Having a meltdown is already exhausting. When it happens in front of people, especially in a public place, the meltdown can be experienced by the autistic person as humiliating. So it’s best to avoid gathering around the meltdown person. It’s not a show. Depending on the severity of the crisis, one or two people may be able to offer assistance in a calm, safe place. Some autistic people prefer to experience their meltdown alone. Others will want to experience it accompanied. Some will want to avoid physical contact. Others may ask for cuddles or seek reassurance from their pet animal. Everyone is different.


Sometimes, an autistic person experiencing a meltdown will not be able to communicate using their usual means (e.g. speech, sign language, echolalia or speech synthesizer). This does not mean that the autistic person is unable to understand what others are communicating. So it's important not to talk about the autistic person as if they weren't there. It's hurtful to be ignored.

Dangerous situations

Most of the time, even though autistic people’s meltdowns might seem disruptive to others, they are not dangerous. Their crying, screaming or bodily sensations do not endanger anyone. These behaviors are the most common. However, meltdowns can sometimes place the autistic person or others in danger. This is not the autistic person’s intention. Fortunately, it is possible to reduce the risks.

Dangerous Stims

Stims, or self-stimulation, are essential to enable autistic people to calm themselves. During meltdowns, certain stims can put the autistic person at risk. For example, the person might bang their head against the wall, or hit themselves on the head. It is not advisable to prevent the person from making movements with force. This would put both the autistic person and the bystander at risk of injury. It is possible to offer the person soft surfaces (such as a pillow) so that gestures don’t hurt.

Other types of collision with objects and people

In moments of meltdown, the autistic person may move quickly and forcefully. There is then the possibility that the autistic person may injure themselves or others. To the best of our ability, we can create a safe space. We can suggest that the person go into a room where there is plenty of space, and make sure that other people don’t try to physically intervene, and move objects away. Do not lock the person in a small room, especially if the person is a child. This can traumatize the person and make it more difficult to gain their trust in the future. What’s more, it won’t shorten the crisis or reduce the risk of injury.
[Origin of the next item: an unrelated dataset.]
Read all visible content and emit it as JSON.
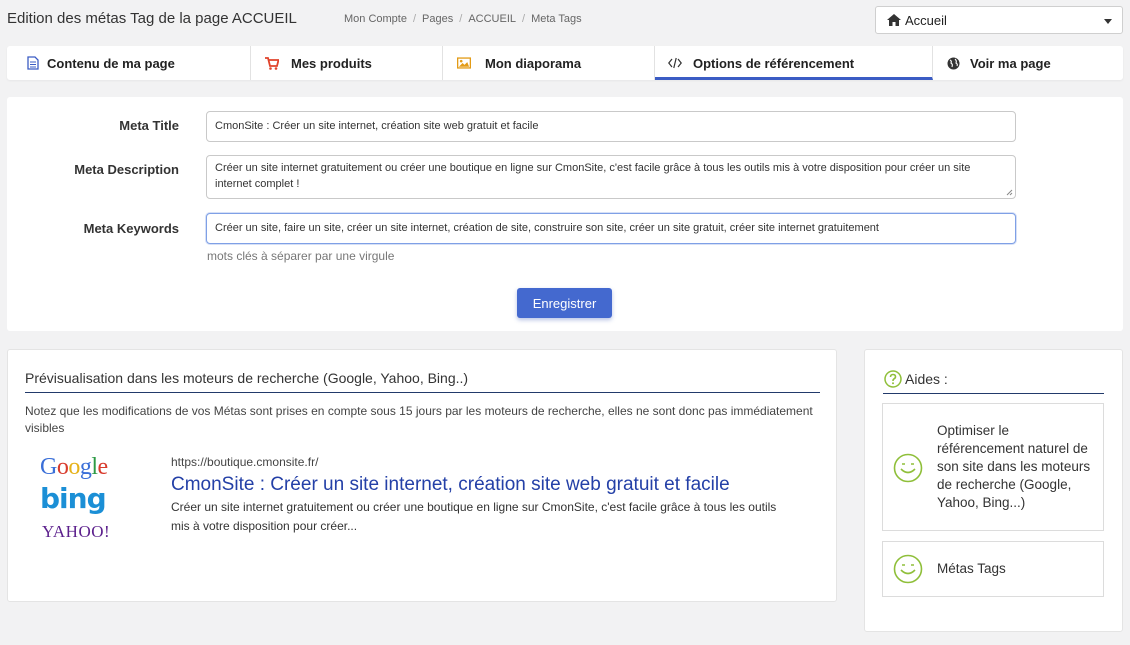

Towards the end of the collapse, or just afterwards, autistic people are more likely to choose to rest in a room by themselves if they trust their environment and those around them.

What to do if you have dangerous meltdowns?

Even if meltdowns are the result of an overwhelming build-up of stress, it’s not a free pass for all behavior. Hitting others or yelling insults will bring negative consequences on yourself. No one deserves to be hit or insulted. So if these violent behaviors are a part of your meltdowns, it’s important to seek help. Help from a psychologist, psycho-educator, social worker or support group can help put strategies in place for when this happens. Violence should not be a part of meltdowns.

Life after meltdown

There’s no shame in meltdowns. It’s just a sign that the autistic person has compensated for too long in an environment that doesn’t suit them. Certainly, after a meltdown, the autistic person may experience all sorts of negative emotions that affect their self-esteem. However, a meltdown can also be seen as an opportunity for learning. The meltdown informs us that a limit has been crossed. Knowing your limits is an essential step in taking care of yourself.

After a meltdown, the autistic person will probably feel exhausted. This is the time to make sure the autistic person has access to the calm and routine their body has been asking for. The autistic person may want to sleep or do a reassuring activity linked to a specific interest or calming stimuli. In all cases, this is a good strategy for allowing the body and mind to recover.

Catherine Bouchard-Tremblay

Science popularizer